Banque de France invites banks to collaborate with fintechs

Banque de France comes to the defense of fintechs. On the occasion of a day of reflection dedicated to fintechs, the Autorité des marchés, the Banque de France and the government called banks to order, insisting on the importance of collaboration with fintechs, following recent tensions over open banking.

Collaboration with fintechs: banks called to order

Monday October 11 saw the annual Fintech Forum, organized by the Autorité de contrôle prudentiel et de résolution (ACPR) and the Autorité des marchés (AMF). The event brings together numerous fintechs, the Banque de France and the French government.

Introducing the event, Banque de France Governor François Villeroy de Galhau reminded banks of the importance of working with fintechs, which he described as " key players " in the financial sector, and which they intend to modernize through their various innovations.

" I call on banks to support the transformation of the financial system constructively, without excessive fear," said François Villeroy de Galhau, who believes that the real threat comes from the GAFAs. " If banks and fintechs didn't each know how to innovate, and often innovate together, the big techs would pick up the slack," he added.

For his part, Cédric O, Secretary of State for Digital Transition and Electronic Communications, has called for us to ask ourselves " how we can, together, move faster ", rather than trying to resist " the emergence of new players ".

The Autorité des marchés financiers (French financial markets authority) took a similar stance: its chairman, Robert Ophèle, raised the issue of regulation. For him, while regulation should not be aimed solely at protecting banks at the expense of fintechs, it does need to be strengthened to avoid blockages and tensions.

Banks and fintechs: tensions surrounding open banking

This call to order, issued by financial regulators and the government to the banks, follows the tensions generated by recent remarks by Nicolas Théry, Chairman of the French Banking Federation (FBF).

In an interview with the French daily Les Echos at the end of September, Nicolas Théry said he didn't believe in open banking, which allows non-banking players, mainly fintechs, to access the customer data of various banking establishments. Thanks to this data, collected with customer consent, fintechs can develop applications and new services.

Since the second European Payment Services Directive (PSD2) came into force in 2018, open banking has been an obligation for banks, something that the President of the French Banking Federation seems to regret, believing that " the requirement for confidentiality and digital privacy are non-negotiable", adding that " banking data should be inalienable ".

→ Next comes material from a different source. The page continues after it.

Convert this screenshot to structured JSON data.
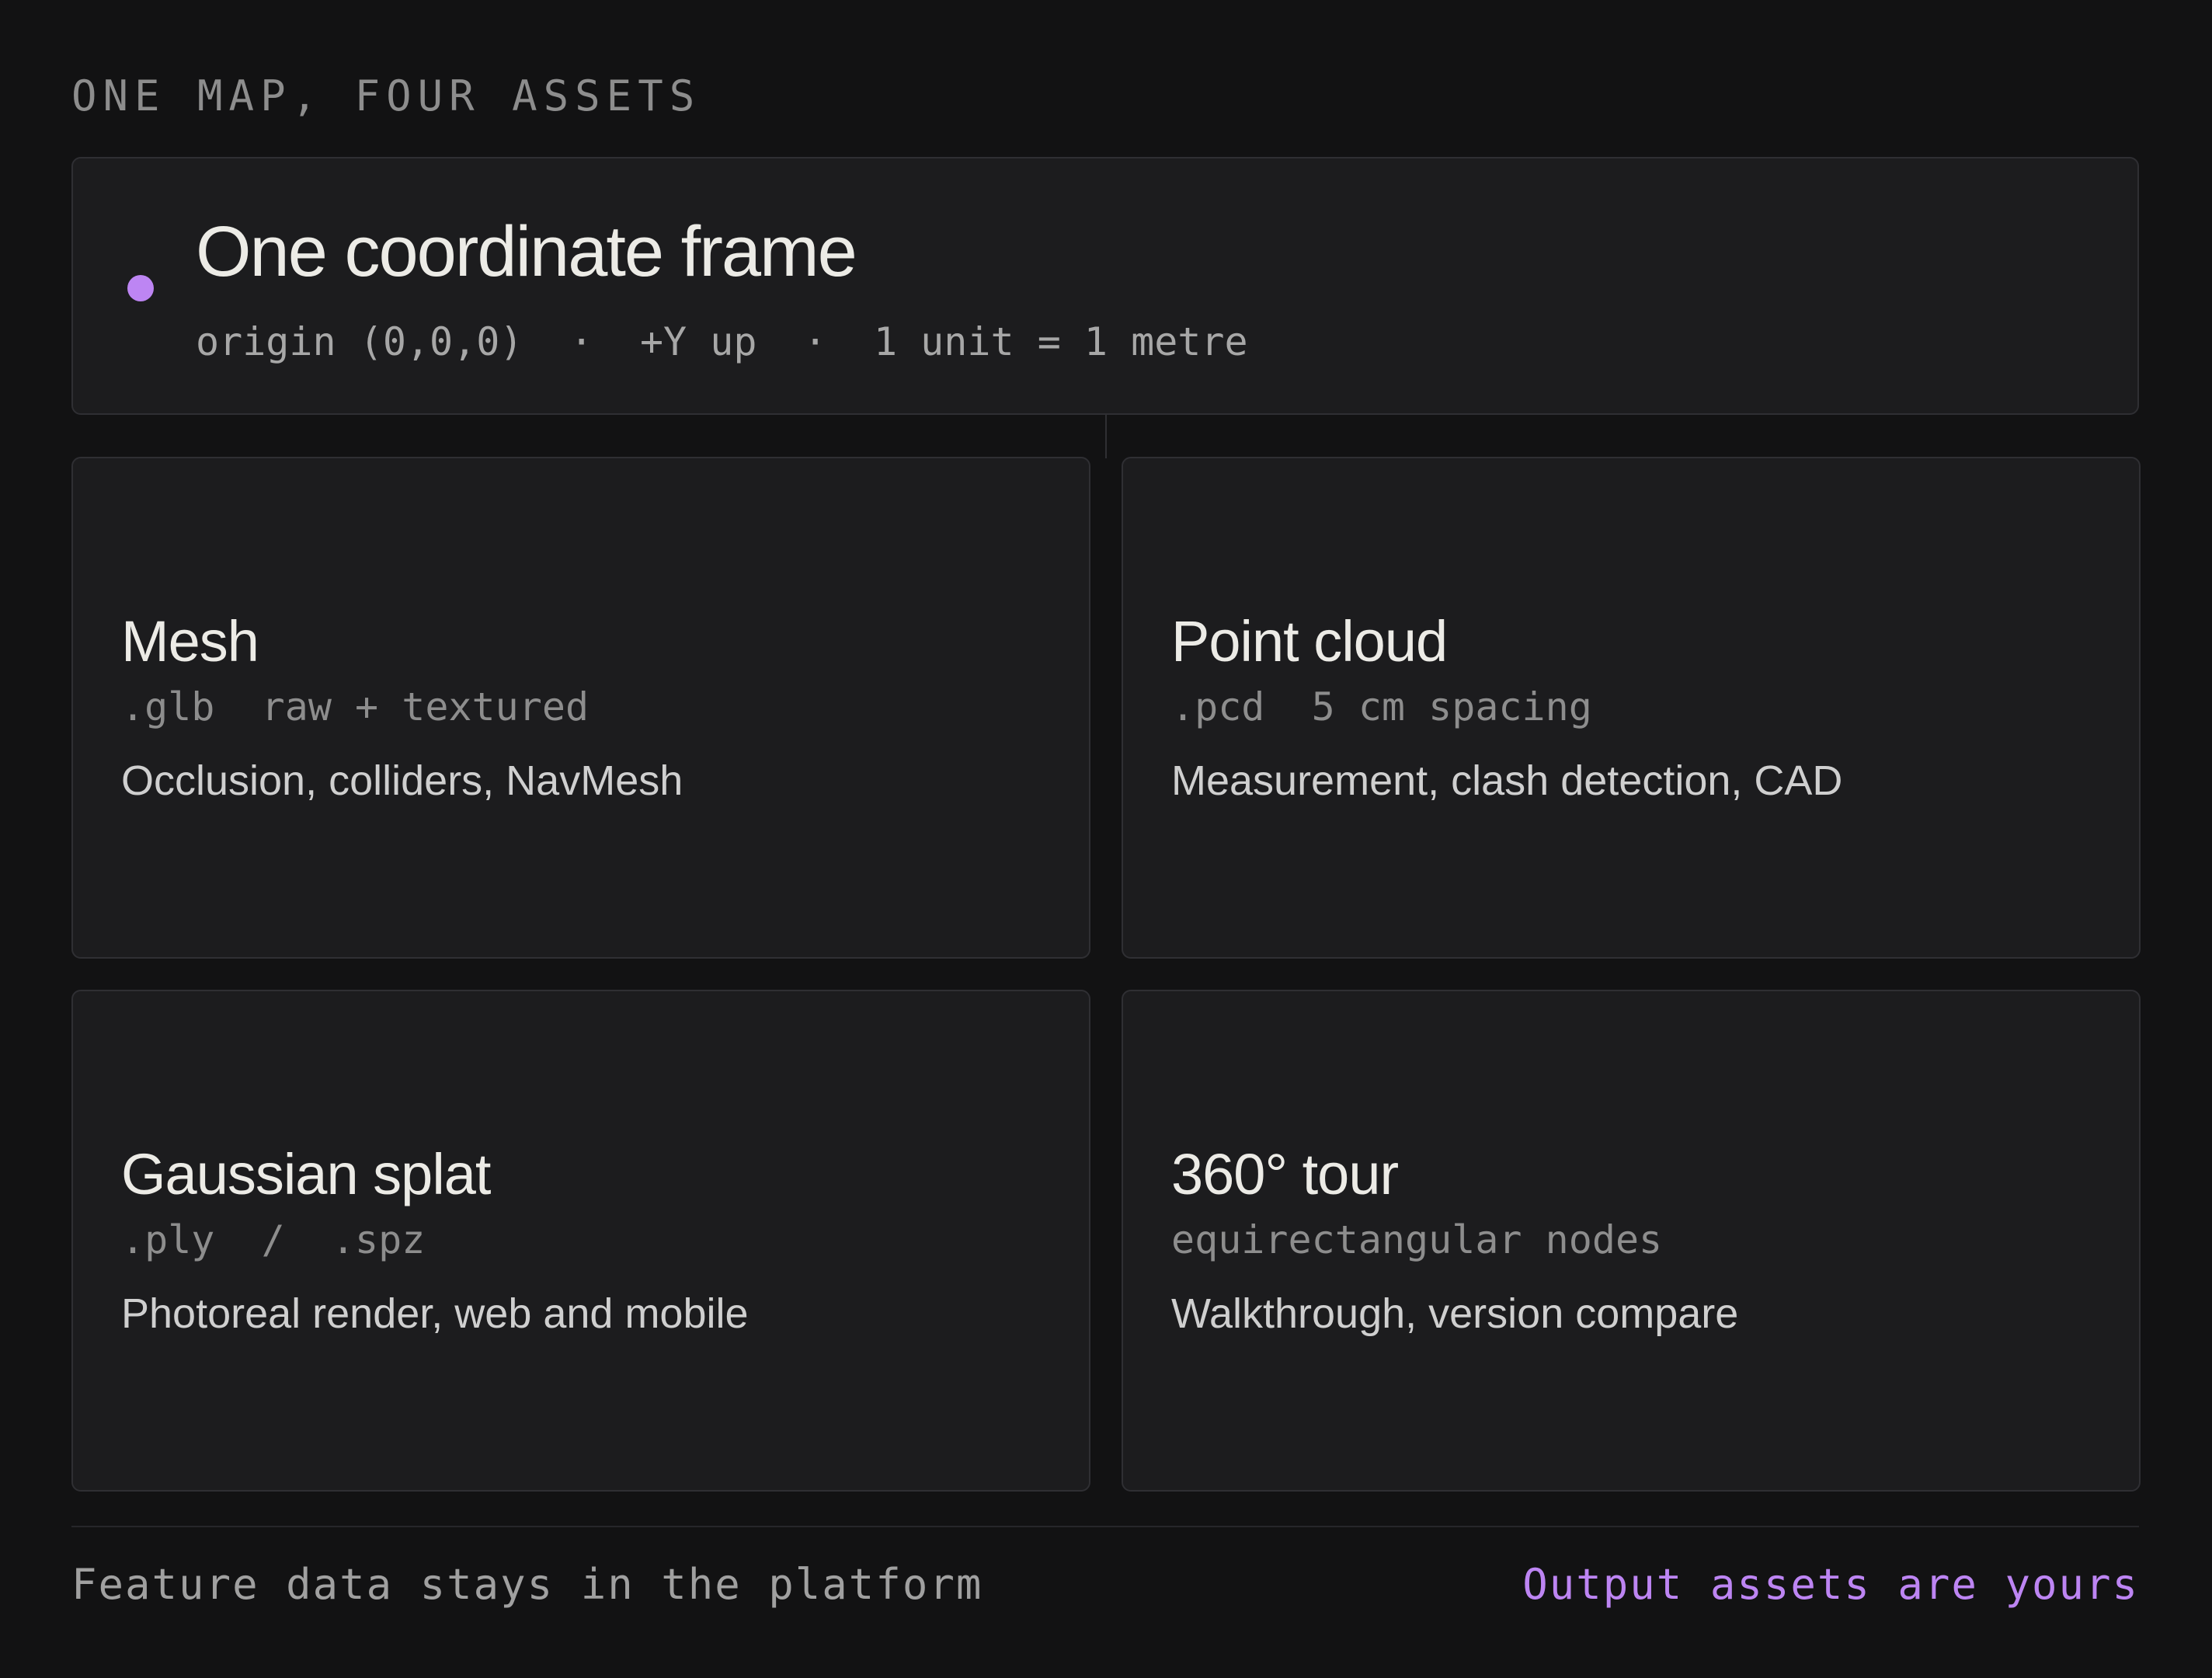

The FBF's stance drew strong reactions from fintechs, who expressed their views in an article published by the France Fintech association. For them, these comments were from another era, and took them " several years back in time ". They also pointed out that they are " regulated and supervised by the same regulators as banks ", namely the CNIL, AMF and ACPR, a further guarantee of bank data protection.

However, the position of the President of the French Banking Federation is far from shared by all banking players. Crédit Mutuel Arkéa, for example, recently reiterated its interest in open banking, while the head of the BPCE group, Laurent Mignon, said he was more concerned about GAFAs than neobanks.

In the United States, some banking groups have allowed themselves to be seduced by collaboration with GAFA, and are already beginning to bitterly regret it. Several American banks are demanding a reduction in the commissions they pay Apple for each transaction carried out via the Apple Pay payment service. The battle promises to be long and the outcome more than uncertain.